Thursday, April 25 at 7:30 PM, The Cleveland Park Library hosts a Q&A with author Glen Weldon about his book, "Superman: The Unauthorized Biography", which chronicles how over the past 75 years, the way Superman has been portrayed -- and how he has been perceived -- has steadily changed to reflect the culture around him. Glen writes about books and comic books for the NPR blog Monkey see, and he is also a founding member of the NPR podcast Pop Culture Happy Hour. More info at

1 comment:

  1. First off, those familiar with William Dalrymple's earlier works, notably 'White Mughals' and 'The Last Mughal' will not be disappointed with 'Return of a King'. The book contains what most of his readers will have now come to expect from a Dalrymple book - (1) meticulous research, (2) characters whose virtues and vices are duly brought out, (3) anecdotes (all stemming from his extensive research) , and (4) a style of story telling which ties in his research and the characters beautifully.

    To those interested in this genre, but who have not yet read Dalrymple's work, I strongly recommend you to buy this book, as well as 'The Last Mughal'. You will find them most enjoyable.

    While the story takes up about 500 pages of the book, it should be able to keep readers engrossed (I finished reading my copy in 3 days). The pace picks up at key moments and slows down whenever the story demands. As reported in various media, the book will draw parallels to the current occupation of Afghanistan, and viewers will not fail to see why.

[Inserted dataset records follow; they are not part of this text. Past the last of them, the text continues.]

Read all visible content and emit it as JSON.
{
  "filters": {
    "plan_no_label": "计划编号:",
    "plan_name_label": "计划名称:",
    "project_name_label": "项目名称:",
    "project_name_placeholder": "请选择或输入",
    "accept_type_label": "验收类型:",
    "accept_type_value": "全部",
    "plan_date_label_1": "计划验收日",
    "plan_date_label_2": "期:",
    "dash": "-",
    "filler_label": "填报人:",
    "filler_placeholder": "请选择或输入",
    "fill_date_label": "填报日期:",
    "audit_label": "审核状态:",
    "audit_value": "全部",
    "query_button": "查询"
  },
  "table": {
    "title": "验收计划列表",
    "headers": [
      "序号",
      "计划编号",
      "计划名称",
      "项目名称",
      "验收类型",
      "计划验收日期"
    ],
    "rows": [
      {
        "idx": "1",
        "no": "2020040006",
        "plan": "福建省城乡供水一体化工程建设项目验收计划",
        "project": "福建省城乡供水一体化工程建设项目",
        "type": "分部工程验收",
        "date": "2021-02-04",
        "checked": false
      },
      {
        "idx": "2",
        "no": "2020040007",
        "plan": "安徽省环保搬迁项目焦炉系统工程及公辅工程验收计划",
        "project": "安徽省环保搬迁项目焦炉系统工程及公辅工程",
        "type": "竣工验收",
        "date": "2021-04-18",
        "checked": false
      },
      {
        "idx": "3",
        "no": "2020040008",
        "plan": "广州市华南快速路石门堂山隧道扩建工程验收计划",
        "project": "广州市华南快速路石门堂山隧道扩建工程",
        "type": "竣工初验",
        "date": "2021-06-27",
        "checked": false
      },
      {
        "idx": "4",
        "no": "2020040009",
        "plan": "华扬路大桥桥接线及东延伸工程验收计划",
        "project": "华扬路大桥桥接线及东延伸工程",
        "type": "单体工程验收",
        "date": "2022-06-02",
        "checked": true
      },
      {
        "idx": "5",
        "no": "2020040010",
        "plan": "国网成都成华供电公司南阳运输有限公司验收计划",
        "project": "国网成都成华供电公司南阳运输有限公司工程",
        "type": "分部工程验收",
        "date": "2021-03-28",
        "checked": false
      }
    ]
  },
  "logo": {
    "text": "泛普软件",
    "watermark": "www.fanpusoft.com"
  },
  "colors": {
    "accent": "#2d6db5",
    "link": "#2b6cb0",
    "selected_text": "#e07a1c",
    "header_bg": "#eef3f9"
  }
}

    All in all, William Dalrymple's 'Return of a King' is a good read and is highly recommended.